Tuesday, October 15, 2013

When You Say You Are Resigning - You Mean It!

The Employment Appeal Tribunal has held that an employee of HMP Wakefield resigned with immediate effect when she submitted a resignation letter, with the result that an Employment Tribunal Claim which was lodged within 3 months of the end of her "notice period" was too late and her Claim could not proceed.

Mrs Hibbert was employed as a Works Escort at the Prison. She raised a grievance and appealed when she was unhappy at the outcome. Following this she was invited to a capability meeting and this was due to take place on 26th June 2012. At her request this was put back to 2nd July. On 27th June the grievance appeal was rejected. Mrs Hibbert hand delivered a letter drafted by her Solicitors. This included the words "...I have no alternative but to resign my position."

Her Manager wrote back suggesting that she thought this decision might have been influenced by the impending hearing and allowing 5 days for Mrs Hibbert to be clear that this was what she intended to do. Mrs Hibbert's Solicitors wrote on her behalf on 9th July making clear that the decision had not been made because of the hearing (or at least not solely because of the hearing) and setting out some matters their client wanted addressed so that she could consider her position.

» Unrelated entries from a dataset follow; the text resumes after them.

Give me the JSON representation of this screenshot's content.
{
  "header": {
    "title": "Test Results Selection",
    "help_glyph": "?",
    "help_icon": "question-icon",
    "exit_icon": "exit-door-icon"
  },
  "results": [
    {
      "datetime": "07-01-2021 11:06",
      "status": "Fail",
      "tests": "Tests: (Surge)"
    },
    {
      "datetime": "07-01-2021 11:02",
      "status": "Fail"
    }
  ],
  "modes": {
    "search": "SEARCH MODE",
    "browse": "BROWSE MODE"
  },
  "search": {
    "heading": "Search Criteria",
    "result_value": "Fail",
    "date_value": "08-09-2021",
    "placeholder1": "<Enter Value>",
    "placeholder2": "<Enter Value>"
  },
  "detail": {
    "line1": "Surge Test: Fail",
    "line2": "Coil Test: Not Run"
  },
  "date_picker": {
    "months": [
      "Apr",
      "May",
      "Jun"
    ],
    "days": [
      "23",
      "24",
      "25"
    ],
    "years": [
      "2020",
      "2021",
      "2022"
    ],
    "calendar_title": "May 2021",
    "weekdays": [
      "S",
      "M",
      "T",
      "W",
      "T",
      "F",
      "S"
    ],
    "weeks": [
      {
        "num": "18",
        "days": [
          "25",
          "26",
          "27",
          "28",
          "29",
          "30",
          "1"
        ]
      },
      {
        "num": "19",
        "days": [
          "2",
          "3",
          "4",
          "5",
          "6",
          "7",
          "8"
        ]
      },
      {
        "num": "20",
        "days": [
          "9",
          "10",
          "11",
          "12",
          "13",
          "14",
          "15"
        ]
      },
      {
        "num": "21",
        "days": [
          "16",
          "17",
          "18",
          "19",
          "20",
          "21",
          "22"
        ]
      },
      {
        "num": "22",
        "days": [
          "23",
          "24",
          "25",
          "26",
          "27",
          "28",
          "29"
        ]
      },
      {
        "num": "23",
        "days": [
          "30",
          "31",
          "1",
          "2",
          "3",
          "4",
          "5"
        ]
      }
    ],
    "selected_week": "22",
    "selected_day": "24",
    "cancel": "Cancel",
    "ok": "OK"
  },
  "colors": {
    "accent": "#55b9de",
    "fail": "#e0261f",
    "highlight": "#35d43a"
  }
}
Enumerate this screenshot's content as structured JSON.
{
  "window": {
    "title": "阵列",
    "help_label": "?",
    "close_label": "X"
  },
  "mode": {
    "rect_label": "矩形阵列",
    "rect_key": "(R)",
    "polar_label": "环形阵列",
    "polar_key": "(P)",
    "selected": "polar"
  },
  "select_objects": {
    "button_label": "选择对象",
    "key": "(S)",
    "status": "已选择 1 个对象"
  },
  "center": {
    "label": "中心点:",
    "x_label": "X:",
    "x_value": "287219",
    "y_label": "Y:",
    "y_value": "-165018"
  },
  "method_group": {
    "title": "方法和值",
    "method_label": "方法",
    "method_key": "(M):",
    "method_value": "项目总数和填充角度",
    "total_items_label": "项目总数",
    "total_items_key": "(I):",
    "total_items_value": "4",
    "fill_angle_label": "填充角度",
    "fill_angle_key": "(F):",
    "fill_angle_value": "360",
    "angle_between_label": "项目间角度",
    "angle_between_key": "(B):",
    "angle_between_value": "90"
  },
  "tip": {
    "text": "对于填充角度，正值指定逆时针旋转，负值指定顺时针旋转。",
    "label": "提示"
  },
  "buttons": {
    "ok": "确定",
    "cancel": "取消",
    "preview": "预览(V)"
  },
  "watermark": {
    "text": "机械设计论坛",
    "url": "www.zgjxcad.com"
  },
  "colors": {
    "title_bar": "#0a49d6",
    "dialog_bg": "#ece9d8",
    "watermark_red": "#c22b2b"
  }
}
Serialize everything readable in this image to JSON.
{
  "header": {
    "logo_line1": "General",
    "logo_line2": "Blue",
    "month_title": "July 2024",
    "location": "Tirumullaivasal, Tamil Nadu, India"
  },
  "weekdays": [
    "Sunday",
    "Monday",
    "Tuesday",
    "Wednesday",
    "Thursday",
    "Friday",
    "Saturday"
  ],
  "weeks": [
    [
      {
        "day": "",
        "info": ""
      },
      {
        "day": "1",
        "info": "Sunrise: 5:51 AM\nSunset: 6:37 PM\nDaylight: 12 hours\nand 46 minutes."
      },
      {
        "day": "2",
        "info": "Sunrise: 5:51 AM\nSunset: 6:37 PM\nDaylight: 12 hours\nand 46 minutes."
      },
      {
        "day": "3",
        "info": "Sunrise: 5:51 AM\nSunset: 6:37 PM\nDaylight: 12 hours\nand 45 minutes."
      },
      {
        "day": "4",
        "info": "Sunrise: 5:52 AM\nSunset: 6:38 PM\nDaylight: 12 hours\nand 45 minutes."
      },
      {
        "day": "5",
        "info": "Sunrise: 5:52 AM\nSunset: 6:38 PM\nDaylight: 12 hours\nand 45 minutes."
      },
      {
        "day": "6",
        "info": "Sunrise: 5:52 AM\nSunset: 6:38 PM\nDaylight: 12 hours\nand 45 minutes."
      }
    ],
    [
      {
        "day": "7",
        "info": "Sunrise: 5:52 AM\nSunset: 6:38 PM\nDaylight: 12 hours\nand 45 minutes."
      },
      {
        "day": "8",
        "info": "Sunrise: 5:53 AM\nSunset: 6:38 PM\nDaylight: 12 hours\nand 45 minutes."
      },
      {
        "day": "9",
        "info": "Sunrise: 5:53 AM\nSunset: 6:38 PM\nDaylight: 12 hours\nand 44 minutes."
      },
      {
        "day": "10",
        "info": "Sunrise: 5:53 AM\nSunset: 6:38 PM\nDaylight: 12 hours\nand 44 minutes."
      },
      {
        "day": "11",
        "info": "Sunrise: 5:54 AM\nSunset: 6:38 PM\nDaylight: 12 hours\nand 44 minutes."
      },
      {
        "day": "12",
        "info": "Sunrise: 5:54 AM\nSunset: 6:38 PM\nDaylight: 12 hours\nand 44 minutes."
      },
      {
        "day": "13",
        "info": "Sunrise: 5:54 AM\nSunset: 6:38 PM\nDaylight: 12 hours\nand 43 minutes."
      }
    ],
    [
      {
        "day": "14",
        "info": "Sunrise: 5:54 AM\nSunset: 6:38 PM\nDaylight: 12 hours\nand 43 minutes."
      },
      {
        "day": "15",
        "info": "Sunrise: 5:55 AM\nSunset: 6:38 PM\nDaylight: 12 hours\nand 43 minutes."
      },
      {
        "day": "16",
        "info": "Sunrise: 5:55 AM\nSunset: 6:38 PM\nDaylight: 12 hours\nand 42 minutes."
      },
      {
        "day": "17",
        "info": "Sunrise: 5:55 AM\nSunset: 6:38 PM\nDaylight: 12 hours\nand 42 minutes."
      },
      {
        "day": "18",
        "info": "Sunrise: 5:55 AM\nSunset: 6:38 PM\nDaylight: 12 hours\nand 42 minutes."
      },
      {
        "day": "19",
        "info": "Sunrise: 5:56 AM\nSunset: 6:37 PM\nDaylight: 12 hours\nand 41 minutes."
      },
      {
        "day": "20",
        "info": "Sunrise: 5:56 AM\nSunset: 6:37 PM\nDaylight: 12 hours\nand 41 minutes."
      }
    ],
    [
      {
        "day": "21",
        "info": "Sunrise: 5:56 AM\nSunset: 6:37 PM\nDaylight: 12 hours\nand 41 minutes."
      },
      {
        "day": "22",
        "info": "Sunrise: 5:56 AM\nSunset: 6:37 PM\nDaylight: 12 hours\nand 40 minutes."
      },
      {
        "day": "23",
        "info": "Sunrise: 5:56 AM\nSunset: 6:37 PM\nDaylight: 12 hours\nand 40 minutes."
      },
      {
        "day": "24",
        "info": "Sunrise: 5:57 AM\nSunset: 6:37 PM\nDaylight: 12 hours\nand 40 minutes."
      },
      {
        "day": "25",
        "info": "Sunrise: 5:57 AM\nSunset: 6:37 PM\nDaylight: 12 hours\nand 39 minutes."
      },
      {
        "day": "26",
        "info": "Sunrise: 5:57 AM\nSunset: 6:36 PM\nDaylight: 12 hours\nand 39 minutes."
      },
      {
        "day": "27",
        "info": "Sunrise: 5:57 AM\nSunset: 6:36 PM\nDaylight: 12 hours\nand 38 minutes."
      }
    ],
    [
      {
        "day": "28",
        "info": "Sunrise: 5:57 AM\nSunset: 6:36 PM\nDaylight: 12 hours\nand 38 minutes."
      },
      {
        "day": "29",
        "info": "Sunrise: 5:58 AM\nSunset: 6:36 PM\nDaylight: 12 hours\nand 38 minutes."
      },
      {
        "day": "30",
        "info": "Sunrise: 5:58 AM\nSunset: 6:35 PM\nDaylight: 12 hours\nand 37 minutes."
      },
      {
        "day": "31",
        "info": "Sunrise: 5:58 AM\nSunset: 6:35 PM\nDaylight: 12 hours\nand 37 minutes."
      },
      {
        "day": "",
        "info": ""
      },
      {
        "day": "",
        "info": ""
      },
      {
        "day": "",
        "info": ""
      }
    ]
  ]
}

The Respondent replied to Mrs Hibbert on 11th July that as she had not taken advantage of an offer to discuss her issues her resignation was accepted and that as the Respondent was entitled to 4 weeks' notice her employment would end on 27th July (i.e. 4 weeks from the date of the resignation letter.)

The Respondent alleged that the Unfair Dismissal Claim was lodged out of time as it was lodged after 28th September 2012. The Employment Tribunal found that the Claim was in time as it was lodged within 3 months of 27th July 2012. The original letter was simply stating an intention to resign and not setting a date and the subsequent correspondence set the date.

The EAT disagreed. It said that the natural meaning, regardless of what the Claimant intended, of the resignation letter was that the Claimant was resigning with immediate effect. Once she had done so then as this was not a "heat of the moment" situation (where a resignation or a dismissal may not have the usual legal effect if the Tribunal finds that the person did not really mean to resign or sack someone) then the subsequent correspondence could not affect the date of termination. The Claim was therefore out of time.

This is yet another salutory reminder of how strictly Employment Tribunal time limits are enforced and that "a miss is as good as a mile" in an Unfair Dismisal case. The lessons are to make sure that any resignation letter is completely unambiguous as to when it takes effect and that when calculating the time limits for lodging the papers ensure that you do so based on the earliest possible date for these to expire. Interestingly the Solicitors were no longer acting for Mrs Hibbert by the time of the EAT - is she about to turn her ire on them,one wonders?